GMO: 10 Foods you didn't know were Genetically Modified Organisms!
GMO: 10 Foods you didn't know were Genetically Modified Organisms! Now, you most likely keep an eye on sugar contents and other unhealthy ingredients that you need to eat in moderation, but how many of you watch out for genetically modified foods? Most probably not many of you! For most this won’t be an issue, but if you live in the U.S., there’s a good chance that at least some of your food has been genetically modified. Stay tuned to number 1 to find out which item you thought would be completely natural…is actually genetically modified!
Find out which Monsantolike biotechs the FDA has approved, and what isn't really organic!

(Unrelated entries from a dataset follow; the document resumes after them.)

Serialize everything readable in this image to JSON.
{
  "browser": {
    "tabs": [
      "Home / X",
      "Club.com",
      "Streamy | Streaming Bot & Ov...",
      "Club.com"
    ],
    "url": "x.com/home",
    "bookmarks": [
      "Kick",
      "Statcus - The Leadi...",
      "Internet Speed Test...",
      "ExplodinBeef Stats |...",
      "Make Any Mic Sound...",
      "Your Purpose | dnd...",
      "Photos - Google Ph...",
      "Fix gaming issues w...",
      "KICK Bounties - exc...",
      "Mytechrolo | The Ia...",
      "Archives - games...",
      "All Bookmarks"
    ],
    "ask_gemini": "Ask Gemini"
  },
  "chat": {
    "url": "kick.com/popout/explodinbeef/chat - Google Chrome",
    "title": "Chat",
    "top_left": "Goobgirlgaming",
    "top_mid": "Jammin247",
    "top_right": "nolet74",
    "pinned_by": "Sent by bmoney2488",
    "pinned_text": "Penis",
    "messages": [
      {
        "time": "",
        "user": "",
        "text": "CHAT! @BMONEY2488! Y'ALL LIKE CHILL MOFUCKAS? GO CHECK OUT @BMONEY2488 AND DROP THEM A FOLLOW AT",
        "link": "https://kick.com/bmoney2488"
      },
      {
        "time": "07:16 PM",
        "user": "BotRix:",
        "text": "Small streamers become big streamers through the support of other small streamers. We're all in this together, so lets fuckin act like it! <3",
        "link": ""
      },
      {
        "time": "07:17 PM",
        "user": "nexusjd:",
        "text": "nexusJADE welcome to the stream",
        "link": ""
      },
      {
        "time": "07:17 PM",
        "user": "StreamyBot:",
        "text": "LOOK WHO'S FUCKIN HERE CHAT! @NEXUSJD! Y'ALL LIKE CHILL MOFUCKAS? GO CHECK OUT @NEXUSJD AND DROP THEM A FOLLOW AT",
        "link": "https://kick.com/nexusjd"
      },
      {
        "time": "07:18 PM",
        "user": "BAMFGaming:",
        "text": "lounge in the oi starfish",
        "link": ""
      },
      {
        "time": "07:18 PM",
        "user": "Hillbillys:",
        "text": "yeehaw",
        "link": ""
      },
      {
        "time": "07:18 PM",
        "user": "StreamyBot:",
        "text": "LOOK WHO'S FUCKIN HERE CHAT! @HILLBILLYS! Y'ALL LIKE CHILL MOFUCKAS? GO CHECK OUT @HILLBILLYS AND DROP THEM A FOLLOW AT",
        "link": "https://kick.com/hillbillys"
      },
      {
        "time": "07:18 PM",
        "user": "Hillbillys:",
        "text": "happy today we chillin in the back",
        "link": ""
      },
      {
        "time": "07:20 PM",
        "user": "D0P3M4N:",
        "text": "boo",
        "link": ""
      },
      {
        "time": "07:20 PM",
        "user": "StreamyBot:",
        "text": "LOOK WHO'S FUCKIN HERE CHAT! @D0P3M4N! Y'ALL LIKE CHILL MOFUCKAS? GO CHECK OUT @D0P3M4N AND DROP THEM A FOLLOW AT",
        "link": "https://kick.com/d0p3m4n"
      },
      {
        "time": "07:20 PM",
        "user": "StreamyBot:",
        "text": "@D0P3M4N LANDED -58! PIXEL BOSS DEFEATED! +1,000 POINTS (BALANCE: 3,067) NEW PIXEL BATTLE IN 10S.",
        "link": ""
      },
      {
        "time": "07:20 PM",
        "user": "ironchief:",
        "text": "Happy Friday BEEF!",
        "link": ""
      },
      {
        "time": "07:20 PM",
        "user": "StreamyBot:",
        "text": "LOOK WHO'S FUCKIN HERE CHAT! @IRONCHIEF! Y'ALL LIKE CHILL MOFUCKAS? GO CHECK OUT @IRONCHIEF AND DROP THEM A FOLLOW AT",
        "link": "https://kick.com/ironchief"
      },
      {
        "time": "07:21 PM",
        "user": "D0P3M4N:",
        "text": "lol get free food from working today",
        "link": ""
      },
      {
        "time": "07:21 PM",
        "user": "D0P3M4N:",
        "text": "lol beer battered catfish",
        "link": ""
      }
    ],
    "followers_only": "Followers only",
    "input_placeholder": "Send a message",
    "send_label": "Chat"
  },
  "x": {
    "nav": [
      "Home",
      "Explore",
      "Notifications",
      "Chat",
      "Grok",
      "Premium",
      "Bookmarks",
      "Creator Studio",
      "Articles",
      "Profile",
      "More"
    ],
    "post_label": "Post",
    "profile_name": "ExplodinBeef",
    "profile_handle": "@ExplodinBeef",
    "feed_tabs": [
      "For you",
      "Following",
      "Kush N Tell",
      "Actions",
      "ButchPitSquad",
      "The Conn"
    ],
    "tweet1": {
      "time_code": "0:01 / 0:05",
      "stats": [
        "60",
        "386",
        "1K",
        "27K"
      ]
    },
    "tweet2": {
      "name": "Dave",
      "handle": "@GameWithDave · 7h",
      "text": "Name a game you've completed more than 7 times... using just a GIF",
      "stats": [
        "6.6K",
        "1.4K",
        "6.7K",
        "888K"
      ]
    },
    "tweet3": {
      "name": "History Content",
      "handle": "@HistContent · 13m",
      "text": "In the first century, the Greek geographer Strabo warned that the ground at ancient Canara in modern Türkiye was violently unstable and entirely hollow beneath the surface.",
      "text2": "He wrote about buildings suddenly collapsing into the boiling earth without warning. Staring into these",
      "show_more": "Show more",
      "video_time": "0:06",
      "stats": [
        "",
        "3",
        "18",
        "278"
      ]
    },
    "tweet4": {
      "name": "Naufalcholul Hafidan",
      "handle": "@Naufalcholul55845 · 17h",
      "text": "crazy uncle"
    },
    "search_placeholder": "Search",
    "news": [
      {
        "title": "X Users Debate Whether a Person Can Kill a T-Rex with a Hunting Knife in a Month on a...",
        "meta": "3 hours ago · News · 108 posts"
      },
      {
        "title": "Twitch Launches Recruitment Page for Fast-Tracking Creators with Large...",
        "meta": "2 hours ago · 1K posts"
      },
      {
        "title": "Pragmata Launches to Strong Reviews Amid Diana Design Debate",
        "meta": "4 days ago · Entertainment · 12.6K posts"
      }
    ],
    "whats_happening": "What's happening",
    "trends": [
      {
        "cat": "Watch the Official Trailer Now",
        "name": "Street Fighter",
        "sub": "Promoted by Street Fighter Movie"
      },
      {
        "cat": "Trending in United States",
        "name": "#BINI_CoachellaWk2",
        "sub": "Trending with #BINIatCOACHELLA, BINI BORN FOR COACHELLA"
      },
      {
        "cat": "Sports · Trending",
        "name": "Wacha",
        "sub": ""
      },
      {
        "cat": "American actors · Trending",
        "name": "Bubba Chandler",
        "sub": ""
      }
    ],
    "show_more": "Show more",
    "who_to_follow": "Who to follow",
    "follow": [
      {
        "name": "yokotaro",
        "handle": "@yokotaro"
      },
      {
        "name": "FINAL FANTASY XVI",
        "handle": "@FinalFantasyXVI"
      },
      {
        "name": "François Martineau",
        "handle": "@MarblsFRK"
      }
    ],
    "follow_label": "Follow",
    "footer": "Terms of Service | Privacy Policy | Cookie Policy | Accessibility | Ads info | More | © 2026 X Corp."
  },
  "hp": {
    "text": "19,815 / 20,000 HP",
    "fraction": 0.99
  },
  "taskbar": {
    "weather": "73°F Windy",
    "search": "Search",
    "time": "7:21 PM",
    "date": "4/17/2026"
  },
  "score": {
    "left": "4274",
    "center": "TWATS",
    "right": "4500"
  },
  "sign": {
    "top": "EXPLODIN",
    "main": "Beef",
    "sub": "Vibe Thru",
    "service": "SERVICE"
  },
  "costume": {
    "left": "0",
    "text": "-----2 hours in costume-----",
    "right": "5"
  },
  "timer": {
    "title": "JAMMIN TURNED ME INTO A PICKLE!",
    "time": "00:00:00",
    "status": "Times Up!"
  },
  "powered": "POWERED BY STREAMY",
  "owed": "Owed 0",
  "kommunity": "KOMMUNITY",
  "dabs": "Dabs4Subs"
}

This list brought to you by Zero2Hero!
Number 10: Canola. Developed through conventional plant breeding, Canola was developed by breeding rapeseed, which has been in use for millennia, and was even used as fuel by many ancient civilizations. The first Genetically Modified version was originally bred by University of Manitoba, Canada by Keith Downey and Baldur R. Stefansson during the 1970s. That strain was called Roundup Ready canola, developed to have a tolerance to glyphosate. This was done by introducing two genes, the first called Agrobacterium, which is a common soil bacterium, with a gene from Ochrobactiurm antroi strain LBAA… which honestly won’t mean much to most of us. Surprisingly, a whopping 90% of the U.S canola crop is genetically modified. Number 9: Potatoes. Nearly all of us will be familiar with the hardy potato that has been a stable part of diets for thousands of years, but did you know some strains have been genetically modified? The potato was first domesticated in modernday southern Peru in between 8000 and 5000BCE. It was first introduced to Europe following the Spanish conquest of the Inca Empire and since then it has been introduced to all corners of the world. An estimated 382 tons of potatoes were produced in 2014 with the People’s Republic of China producing the most at 95.5 million tons. In recent years genetic researchers have produced several genetically modified varieties of potatoes. The New Leaf potato was genetically modified to resist attacks from the Colorado potato beetle, but was unsuccessful in making a dent in the market so sales were discontinued in 2001. In more recent years, the USDA approved a modified potato, the Innate potato, which contains genetic modifications that reduced or prevented bruising. Although these have gone into circulation, the Food and Water Watch petitioned McDonald’s, a major consumer of potatoes, to not use the new strain of potato. Thankfully, McDonald’s agreed. So if you eat McDonald’s fries, at least you don’t need to worry about consuming this particular GM food! Number 8: Eggplant. Eggplant, also known as aubergine, has been cultivated in southern and eastern Asia since prehistory. Strangely, the plant has also played a role in Italian and Egyptian folklore. In the 13th century Italy and 19th century Egypt, the plant was liked to cause or increased levels of insanity amongst the populace. The genetically modified version of the eggplant is also known as Bt Brinjal, and was created by inserting crystal protein gene taken from bacterium Becillus thuringiensis to make it resistant to pests. It works by enabling the plant to produce a toxin that kills the worms that devastate crops. This strain of the eggplant is only cultivated in Bangladesh, but as it is only a recent phenomenon it is too early to judge its success. Number 7: Papaya Papaya is native to Mexico and northern South America, but has since been introduced to Florida, California, Hawaii and other tropical and subtropical regions like India. It turns out that only the female plants are used for cultivation, though, as the male plants provide poorer quality fruit. In 2014 India produce 44% of the world’s total estimated at 12.7 million tons – which is a lot of papaya. But it hasn’t been an easy ride for the plant. Papaya production was hit with a deadly virus that nearly wiped out the entire world crop. The virus, known as papaya ringspot, first hit the crop in Hawaii in the 1940s and within 50 years the virus had spread to nearly every area that grew the crop. Regardless of whether you agree with the GM food industry, if it wasn’t for the Hawaiian born scientist, Dennis Gonsalves, we wouldn’t be able to feast on the delicious fruit today. His creation, known as the Rainbow papaya, was designed to be resistant to the virus, and has ensured a stable and sustainable income for the people of Hawaii and other places it’s grown. It clear that the genetically modified papaya has helped ensure its continued availability today. So…maybe not all GM foods are bad.